Important Considerations for Abandoning Monitoring Wells
Ideally, all well abandonments should restore the subsurface integrity to conditions equal to or better than before the borehole was drilled. Wells that are not properly abandoned at sites where contamination exists can act as a conduit for contamination to readily flow into zones previously uncontaminated. Subsurface contamination can continue undetected for many years and be very difficult to correct, even if the leaking well can be located.
Contamination can travel along the outside of the casing downward to the screened zone if the annular space is not sealed, or contamination could enter through a hole or crack in the casing at the water table and drain into the casing and downward to the screened zone.
If the annular space outside of the well casing is known to be sealed with cement or bentonite clay across all confining and semi-confining beds, then the well may abandoned by filling the inside of the casing with cement and/or a bentonite clay slurry.
If the integrity of the annular seal of the well is in doubt, the casing should be over-drilled and pulled out completely.
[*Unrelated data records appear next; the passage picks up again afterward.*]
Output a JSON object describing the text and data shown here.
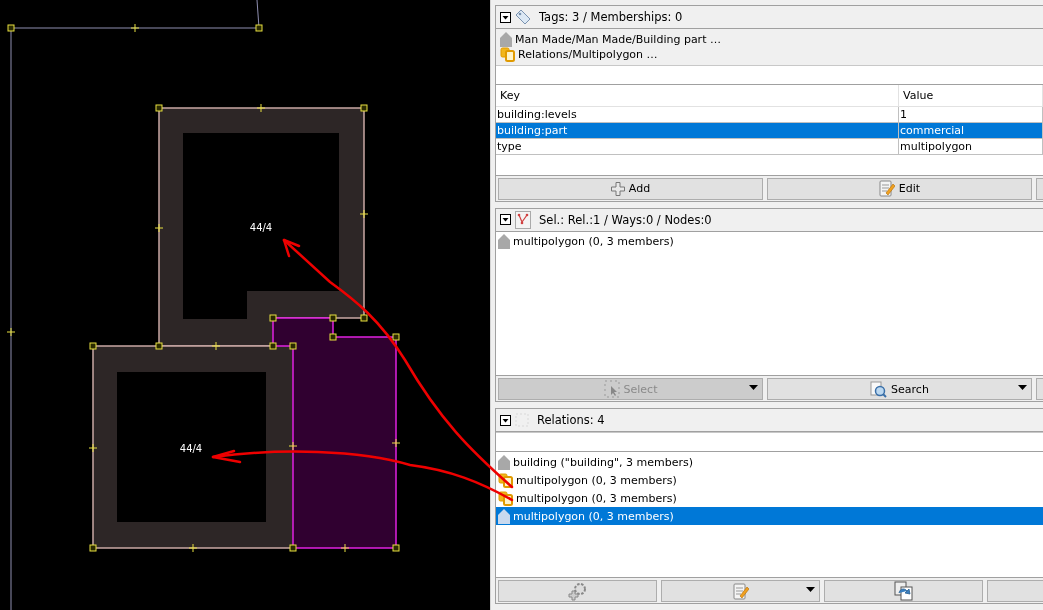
{
  "map": {
    "labels": [
      "44/4",
      "44/4"
    ]
  },
  "tags_panel": {
    "title": "Tags: 3 / Memberships: 0",
    "presets": [
      {
        "kind": "building",
        "label": "Man Made/Man Made/Building part …"
      },
      {
        "kind": "multipolygon",
        "label": "Relations/Multipolygon …"
      }
    ],
    "columns": [
      "Key",
      "Value"
    ],
    "rows": [
      {
        "key": "building:levels",
        "value": "1",
        "selected": false
      },
      {
        "key": "building:part",
        "value": "commercial",
        "selected": true
      },
      {
        "key": "type",
        "value": "multipolygon",
        "selected": false
      }
    ],
    "buttons": [
      {
        "kind": "plus",
        "label": "Add",
        "disabled": false,
        "dropdown": false
      },
      {
        "kind": "edit",
        "label": "Edit",
        "disabled": false,
        "dropdown": false
      }
    ]
  },
  "selection_panel": {
    "title": "Sel.: Rel.:1 / Ways:0 / Nodes:0",
    "items": [
      {
        "kind": "building",
        "label": "multipolygon (0, 3 members)",
        "selected": false
      }
    ],
    "buttons": [
      {
        "kind": "select",
        "label": "Select",
        "disabled": true,
        "dropdown": true
      },
      {
        "kind": "search",
        "label": "Search",
        "disabled": false,
        "dropdown": true
      }
    ]
  },
  "relations_panel": {
    "title": "Relations: 4",
    "items": [
      {
        "kind": "building",
        "label": "building (\"building\", 3 members)",
        "selected": false
      },
      {
        "kind": "multipolygon",
        "label": "multipolygon (0, 3 members)",
        "selected": false
      },
      {
        "kind": "multipolygon",
        "label": "multipolygon (0, 3 members)",
        "selected": false
      },
      {
        "kind": "building",
        "label": "multipolygon (0, 3 members)",
        "selected": true
      }
    ],
    "buttons": [
      {
        "kind": "gear",
        "disabled": false,
        "dropdown": false
      },
      {
        "kind": "edit",
        "disabled": false,
        "dropdown": true
      },
      {
        "kind": "duplicate",
        "disabled": false,
        "dropdown": false
      }
    ]
  }
}
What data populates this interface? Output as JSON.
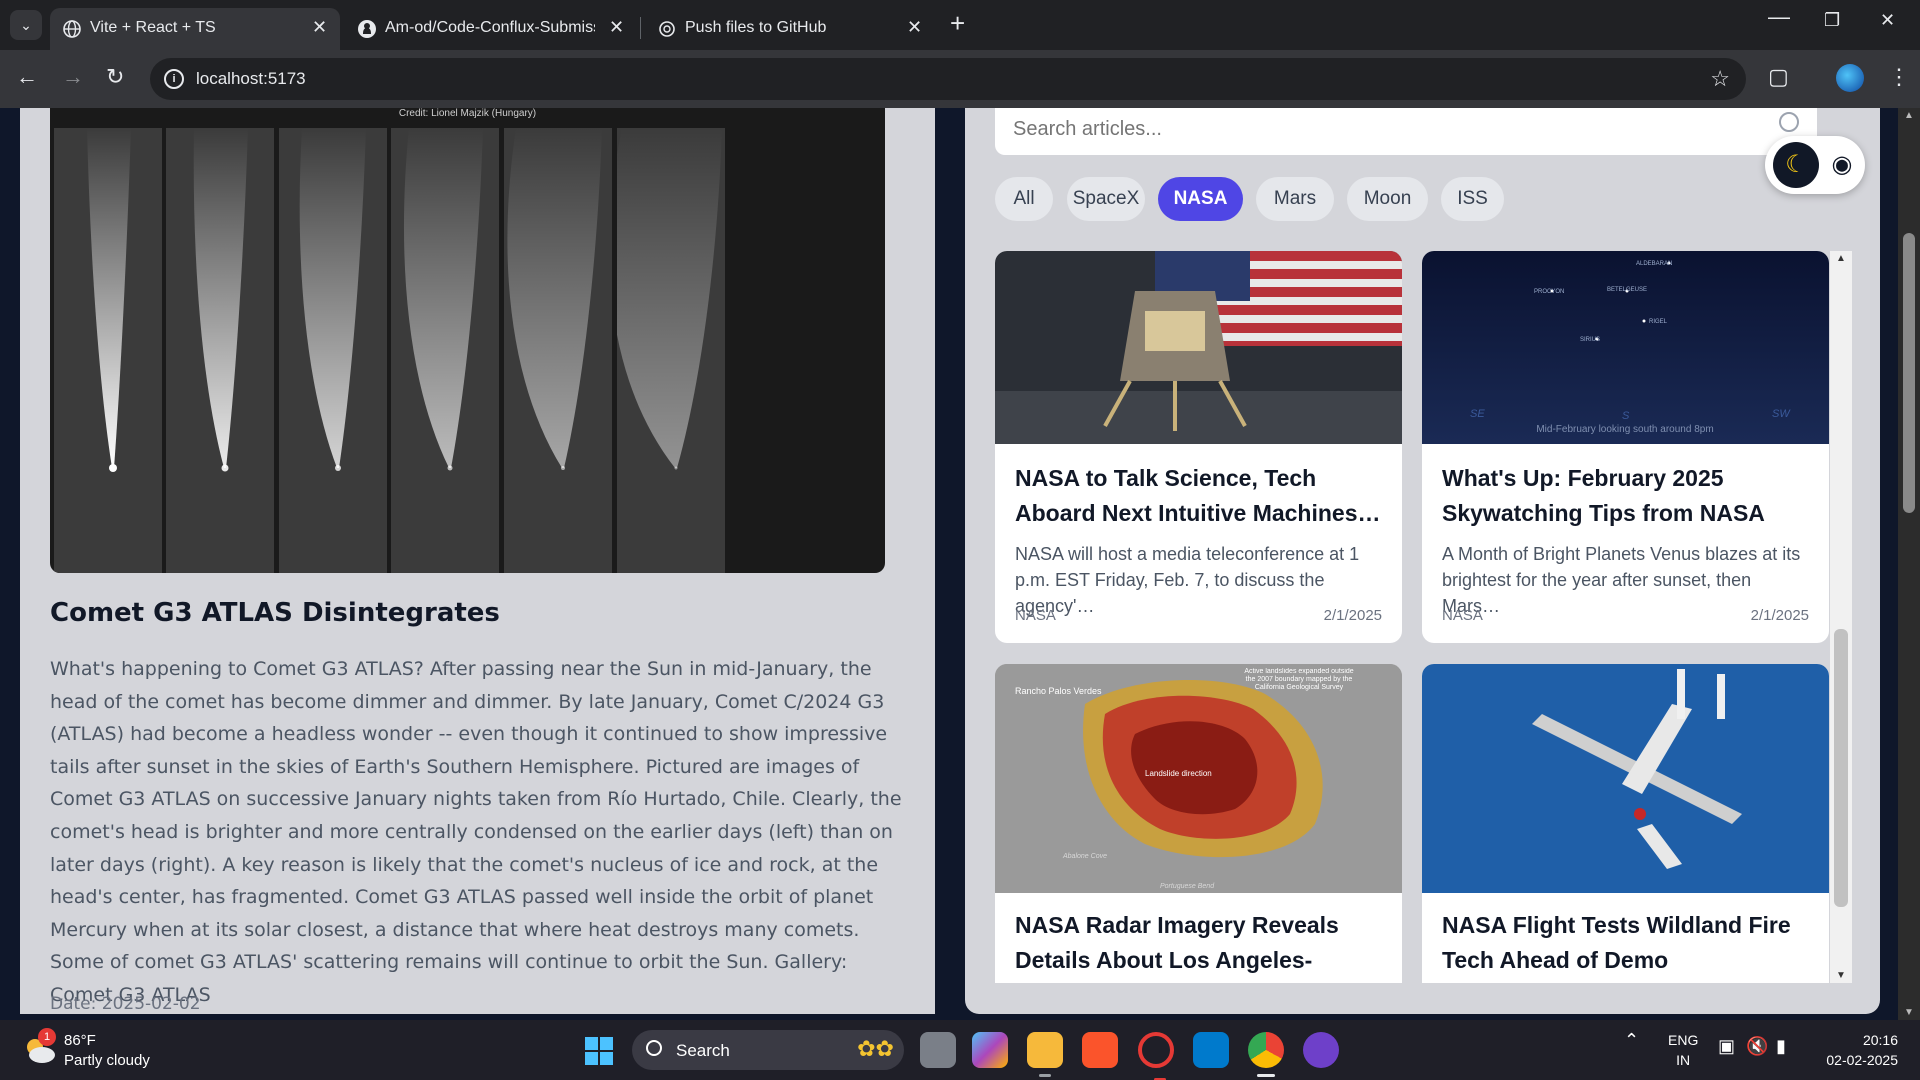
{
  "browser": {
    "tabs": [
      {
        "title": "Vite + React + TS",
        "active": true
      },
      {
        "title": "Am-od/Code-Conflux-Submissi",
        "active": false
      },
      {
        "title": "Push files to GitHub",
        "active": false
      }
    ],
    "url": "localhost:5173"
  },
  "apod": {
    "credit": "Credit: Lionel Majzik (Hungary)",
    "title": "Comet G3 ATLAS Disintegrates",
    "description": "What's happening to Comet G3 ATLAS? After passing near the Sun in mid-January, the head of the comet has become dimmer and dimmer. By late January, Comet C/2024 G3 (ATLAS) had become a headless wonder -- even though it continued to show impressive tails after sunset in the skies of Earth's Southern Hemisphere. Pictured are images of Comet G3 ATLAS on successive January nights taken from Río Hurtado, Chile. Clearly, the comet's head is brighter and more centrally condensed on the earlier days (left) than on later days (right). A key reason is likely that the comet's nucleus of ice and rock, at the head's center, has fragmented. Comet G3 ATLAS passed well inside the orbit of planet Mercury when at its solar closest, a distance that where heat destroys many comets. Some of comet G3 ATLAS' scattering remains will continue to orbit the Sun. Gallery: Comet G3 ATLAS",
    "date": "Date: 2025-02-02"
  },
  "news": {
    "search_placeholder": "Search articles...",
    "filters": [
      "All",
      "SpaceX",
      "NASA",
      "Mars",
      "Moon",
      "ISS"
    ],
    "active_filter": "NASA",
    "articles": [
      {
        "title": "NASA to Talk Science, Tech Aboard Next Intuitive Machines…",
        "description": "NASA will host a media teleconference at 1 p.m. EST Friday, Feb. 7, to discuss the agency'…",
        "source": "NASA",
        "date": "2/1/2025",
        "image": "lunar-lander-flag"
      },
      {
        "title": "What's Up: February 2025 Skywatching Tips from NASA",
        "description": "A Month of Bright Planets Venus blazes at its brightest for the year after sunset, then Mars…",
        "source": "NASA",
        "date": "2/1/2025",
        "image": "night-sky-chart",
        "image_caption": "Mid-February looking south around 8pm",
        "star_labels": [
          "ALDEBARAN",
          "PROCYON",
          "BETELGEUSE",
          "RIGEL",
          "SIRIUS"
        ],
        "compass": [
          "SE",
          "S",
          "SW"
        ]
      },
      {
        "title": "NASA Radar Imagery Reveals Details About Los Angeles-Area…",
        "description": "",
        "source": "",
        "date": "",
        "image": "landslide-radar-map",
        "map_labels": [
          "Rancho Palos Verdes",
          "Active landslides expanded outside the 2007 boundary mapped by the California Geological Survey",
          "Landslide direction",
          "Abalone Cove",
          "Portuguese Bend"
        ]
      },
      {
        "title": "NASA Flight Tests Wildland Fire Tech Ahead of Demo",
        "description": "",
        "source": "",
        "date": "",
        "image": "aircraft-over-ocean"
      }
    ]
  },
  "taskbar": {
    "weather_temp": "86°F",
    "weather_cond": "Partly cloudy",
    "weather_badge": "1",
    "search_label": "Search",
    "lang_line1": "ENG",
    "lang_line2": "IN",
    "time": "20:16",
    "date": "02-02-2025"
  },
  "colors": {
    "accent": "#4f46e5",
    "panel_bg": "#d4d5da",
    "page_bg": "#0f172a"
  }
}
This normally is performed using a hollow-stem auger or threaded steel pipe with teeth on the bottom of the casing, which is spun over the casing to be pulled. Circulating mud while the casing is being spun will help remove the material from around the casing. Once the casing is removed, the mudded hole can be sealed by pumping cement to the bottom through a tremie pipe until the cement reaches land surfaces.
Abandoning a well by simply filling the inside of a casing that has not been properly sealed could overlook a conduit leaking along the outside of the casing for a long time. Although the over-drilling is much more costly, the method is much more effective in protecting the ground water resources.
Well abandonment procedures should be documented and properly filed or included in a report for future reference by others. The exact location should be documented so that the well can be relocated if it is difficult to find. The location should also be surveyed or its location established using a Global Positioning System (GPS).